This started with a conversation among co-workers about some users we support in the development of their web pages. We see a lot of people who want to use lots of color, several different font types, animated images, background music, and a whole host of other, seemingly needless “enhancements”.

Why are people doing this? We aren’t telling them to do this. We simply provide basic training with a WYSIWYG web page editor. Perhaps the problem is that we aren’t telling what they should not do.

I made a comment along the lines that people ought to stick to very basic web pages; they need to learn less is more. Just headings, lists, tables and paragraphs, and that’s it. I pointed out that we need to teach people why simple designs are better designs and we need to provide reasons why this is true. So I started to think of some reasons. From there, the idea began to snowball into something a bit bigger.

There are few very good reasons why simple is better. The problem is that the why for each reason is a bit complex, and nobody has to listen to them. I can tell you that strong should be used rather than b because strong provides meaning beyond how the information it contains should be visually represented. But who cares? Why should you care? B gets the job done; it makes text turn bold. I have to make the argument that you need to think about information contained in HTML documents beyond their visual representation. But information on the web (within an HTML document) is probably processed by users in a visual manner 99% of the time it is accessed. Why should you care beyond the visual representation of your HTML documents? I hear it a lot with my work in CSS. “Why create CSS-based layouts when tables will get the job done and in a far easier, more compatible way?” It’s obvious, practical logic.

It’s a tough argument to make. I think the “obvious, practical” approach is a self-sustaining argument. I think that by focusing on the visual presentation of web pages people have become trained to think of the web only in visual terms. The idea that HTML documents (should) contain structured information, which can be processed, shaped, and changed into new forms for whatever purpose a user may have, and the benefits of that, is lost on a lot of people. So the need to create HTML documents that have good informational structure, rather than visual structure, isn’t very big. Without such a base of documents to work upon, the need for applications that process information on the web in a non-visual manner is not very big. Search engines are an example of an application that processes HTML documents outside of a visual means. They’re pretty powerful little tools too. But they work around poorly structured HTML documents – because that’s the nature of what’s out there on the web. There really isn’t any reason or motivation for web developers to stop the “obvious, practical” approach; and so it will continue to be the accepted method for developing web pages.
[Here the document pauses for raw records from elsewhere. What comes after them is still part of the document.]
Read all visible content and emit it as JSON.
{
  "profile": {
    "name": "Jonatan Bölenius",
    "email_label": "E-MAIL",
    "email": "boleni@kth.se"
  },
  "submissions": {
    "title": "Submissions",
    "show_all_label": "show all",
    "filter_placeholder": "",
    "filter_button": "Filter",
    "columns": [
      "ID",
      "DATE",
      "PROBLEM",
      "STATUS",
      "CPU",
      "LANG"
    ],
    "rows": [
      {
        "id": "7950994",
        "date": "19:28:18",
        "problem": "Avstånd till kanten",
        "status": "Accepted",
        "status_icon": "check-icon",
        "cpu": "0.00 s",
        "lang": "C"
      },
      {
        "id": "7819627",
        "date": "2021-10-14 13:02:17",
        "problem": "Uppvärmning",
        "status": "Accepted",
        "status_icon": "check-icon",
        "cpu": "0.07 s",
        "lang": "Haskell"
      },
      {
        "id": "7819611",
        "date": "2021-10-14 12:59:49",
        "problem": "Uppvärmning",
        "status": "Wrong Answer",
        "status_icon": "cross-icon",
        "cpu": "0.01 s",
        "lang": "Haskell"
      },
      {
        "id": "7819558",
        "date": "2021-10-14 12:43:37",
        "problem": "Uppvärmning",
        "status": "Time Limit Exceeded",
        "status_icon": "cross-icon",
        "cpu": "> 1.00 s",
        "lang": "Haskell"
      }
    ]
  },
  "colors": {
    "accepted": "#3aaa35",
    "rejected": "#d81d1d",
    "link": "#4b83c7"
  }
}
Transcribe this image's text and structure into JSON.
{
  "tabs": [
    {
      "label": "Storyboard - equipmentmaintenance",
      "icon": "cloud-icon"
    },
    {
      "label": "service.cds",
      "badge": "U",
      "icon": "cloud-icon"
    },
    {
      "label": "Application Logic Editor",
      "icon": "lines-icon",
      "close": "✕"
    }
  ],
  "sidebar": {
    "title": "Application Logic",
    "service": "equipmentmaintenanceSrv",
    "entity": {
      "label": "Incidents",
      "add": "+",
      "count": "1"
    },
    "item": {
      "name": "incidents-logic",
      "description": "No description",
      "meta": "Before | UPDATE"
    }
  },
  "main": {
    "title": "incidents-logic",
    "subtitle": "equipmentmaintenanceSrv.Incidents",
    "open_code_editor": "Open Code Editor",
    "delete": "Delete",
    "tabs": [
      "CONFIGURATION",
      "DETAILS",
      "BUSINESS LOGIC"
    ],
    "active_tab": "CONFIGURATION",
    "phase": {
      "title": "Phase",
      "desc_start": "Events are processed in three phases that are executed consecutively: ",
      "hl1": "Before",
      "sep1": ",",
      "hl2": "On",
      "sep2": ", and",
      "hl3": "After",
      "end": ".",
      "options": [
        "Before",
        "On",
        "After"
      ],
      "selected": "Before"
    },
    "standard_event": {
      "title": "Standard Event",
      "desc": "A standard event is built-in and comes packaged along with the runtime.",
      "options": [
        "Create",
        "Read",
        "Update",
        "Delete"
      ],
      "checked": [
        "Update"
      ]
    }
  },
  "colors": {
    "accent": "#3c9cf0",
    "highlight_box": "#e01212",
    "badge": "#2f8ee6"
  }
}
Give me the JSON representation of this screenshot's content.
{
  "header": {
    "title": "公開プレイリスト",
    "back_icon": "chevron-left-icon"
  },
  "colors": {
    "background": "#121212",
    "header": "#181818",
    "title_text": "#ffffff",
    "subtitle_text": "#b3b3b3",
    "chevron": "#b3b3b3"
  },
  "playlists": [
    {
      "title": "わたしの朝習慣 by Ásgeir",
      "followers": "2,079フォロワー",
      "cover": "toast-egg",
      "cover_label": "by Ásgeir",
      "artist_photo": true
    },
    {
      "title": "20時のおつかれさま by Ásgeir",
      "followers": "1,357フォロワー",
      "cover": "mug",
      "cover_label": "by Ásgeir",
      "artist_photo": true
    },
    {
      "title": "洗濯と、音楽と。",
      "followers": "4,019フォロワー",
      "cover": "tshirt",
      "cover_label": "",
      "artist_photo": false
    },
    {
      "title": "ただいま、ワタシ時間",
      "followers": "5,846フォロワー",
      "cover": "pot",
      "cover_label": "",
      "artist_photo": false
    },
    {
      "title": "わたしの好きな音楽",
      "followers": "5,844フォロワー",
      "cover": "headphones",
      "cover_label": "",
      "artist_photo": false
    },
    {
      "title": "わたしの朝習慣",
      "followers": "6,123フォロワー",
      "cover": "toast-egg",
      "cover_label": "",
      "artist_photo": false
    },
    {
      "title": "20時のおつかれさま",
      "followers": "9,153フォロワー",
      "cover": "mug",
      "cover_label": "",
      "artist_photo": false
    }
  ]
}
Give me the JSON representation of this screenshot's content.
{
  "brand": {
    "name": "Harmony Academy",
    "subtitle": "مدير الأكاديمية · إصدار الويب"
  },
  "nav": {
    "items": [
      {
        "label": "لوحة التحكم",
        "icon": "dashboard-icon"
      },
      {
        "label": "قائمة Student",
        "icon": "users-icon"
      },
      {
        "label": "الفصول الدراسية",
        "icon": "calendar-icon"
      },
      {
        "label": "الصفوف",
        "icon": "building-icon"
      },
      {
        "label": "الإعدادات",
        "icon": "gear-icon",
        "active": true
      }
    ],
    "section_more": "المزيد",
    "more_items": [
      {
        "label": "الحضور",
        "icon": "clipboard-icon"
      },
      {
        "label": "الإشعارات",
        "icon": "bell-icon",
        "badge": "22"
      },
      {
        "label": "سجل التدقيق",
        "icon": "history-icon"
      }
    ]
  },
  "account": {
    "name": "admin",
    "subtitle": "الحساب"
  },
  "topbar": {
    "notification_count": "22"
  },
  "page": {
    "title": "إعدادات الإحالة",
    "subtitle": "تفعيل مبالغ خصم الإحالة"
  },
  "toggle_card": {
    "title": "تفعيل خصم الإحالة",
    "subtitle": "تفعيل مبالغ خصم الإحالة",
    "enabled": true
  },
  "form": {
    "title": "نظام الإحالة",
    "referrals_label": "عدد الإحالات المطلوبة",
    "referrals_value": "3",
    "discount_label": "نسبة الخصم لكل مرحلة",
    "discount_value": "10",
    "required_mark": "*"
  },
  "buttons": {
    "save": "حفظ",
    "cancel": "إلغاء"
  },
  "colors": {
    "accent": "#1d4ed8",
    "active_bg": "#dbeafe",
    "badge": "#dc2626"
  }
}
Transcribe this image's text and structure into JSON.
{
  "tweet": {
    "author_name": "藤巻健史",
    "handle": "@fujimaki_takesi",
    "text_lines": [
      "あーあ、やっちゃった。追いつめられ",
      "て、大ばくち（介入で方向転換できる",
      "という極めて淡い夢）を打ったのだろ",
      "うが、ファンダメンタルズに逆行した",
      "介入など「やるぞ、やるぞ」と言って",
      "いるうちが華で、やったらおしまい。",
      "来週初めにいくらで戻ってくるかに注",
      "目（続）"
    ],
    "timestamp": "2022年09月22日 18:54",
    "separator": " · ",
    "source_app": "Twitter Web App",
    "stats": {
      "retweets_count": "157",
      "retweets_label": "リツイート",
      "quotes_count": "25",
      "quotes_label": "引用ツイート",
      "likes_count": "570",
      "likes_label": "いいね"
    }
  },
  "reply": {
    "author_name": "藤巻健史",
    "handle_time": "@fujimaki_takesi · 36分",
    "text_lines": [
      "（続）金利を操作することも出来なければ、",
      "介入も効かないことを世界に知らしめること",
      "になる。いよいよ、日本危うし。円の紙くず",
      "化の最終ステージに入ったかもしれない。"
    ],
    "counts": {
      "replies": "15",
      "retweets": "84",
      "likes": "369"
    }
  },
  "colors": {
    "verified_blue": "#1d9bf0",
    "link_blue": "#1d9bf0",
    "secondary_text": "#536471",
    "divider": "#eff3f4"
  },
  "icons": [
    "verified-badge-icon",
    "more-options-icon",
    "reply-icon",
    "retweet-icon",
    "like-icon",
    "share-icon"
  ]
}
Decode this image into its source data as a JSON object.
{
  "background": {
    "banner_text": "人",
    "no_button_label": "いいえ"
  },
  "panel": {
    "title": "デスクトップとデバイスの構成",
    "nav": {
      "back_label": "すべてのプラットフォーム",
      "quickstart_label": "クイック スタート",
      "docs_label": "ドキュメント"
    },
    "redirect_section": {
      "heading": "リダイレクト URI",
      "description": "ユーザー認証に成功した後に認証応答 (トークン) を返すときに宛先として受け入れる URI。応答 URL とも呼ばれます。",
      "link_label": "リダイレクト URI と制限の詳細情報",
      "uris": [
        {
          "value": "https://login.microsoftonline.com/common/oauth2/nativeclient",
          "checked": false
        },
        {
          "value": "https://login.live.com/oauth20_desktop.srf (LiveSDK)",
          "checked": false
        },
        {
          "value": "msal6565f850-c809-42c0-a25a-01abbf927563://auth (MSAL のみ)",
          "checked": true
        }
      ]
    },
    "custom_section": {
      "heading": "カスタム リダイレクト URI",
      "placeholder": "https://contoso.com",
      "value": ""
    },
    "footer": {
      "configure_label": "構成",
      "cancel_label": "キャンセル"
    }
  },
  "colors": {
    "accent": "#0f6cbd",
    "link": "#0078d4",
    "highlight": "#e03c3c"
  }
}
What I want to try and do over my next few posts is to try and convince readers why “obvious, practical logic” needs to be changed. Why you should care about the informational structure of your document. Why visual information, henceforth referred to as “presentation logic”, absolutely does not belong in HTML documents; that’s what CSS is for. And to open your mind to the possibilities and power of “simple” documents.

By now you should see that when I say “simple” web pages, I’m talking about HTML documents void of any embedded presentation logic. “Simple” is not the right word. When training users new to web development, they see documents without any color or snappy layout as being “simple” or “plain”. From a visual sense, they are correct. And since I’m targeting a visually-oriented user base, I might as well provide some means to connect the new approach I want to talk about with the old one.

I’m not entirely sure this post is any more clear than my original.

At some point I need to just move along.

Back in Beige

The comments submission bit should be fixed. The server underwent some software updates on its OS and things got out of whack for a little bit.

This is what happens when you install OS updates labeled as unstable.

But I’ve kicked things around and downgraded stuff to the stable versions and everything seems happy again.

I’m working on a big post that I hope to get on here today. So check back soon.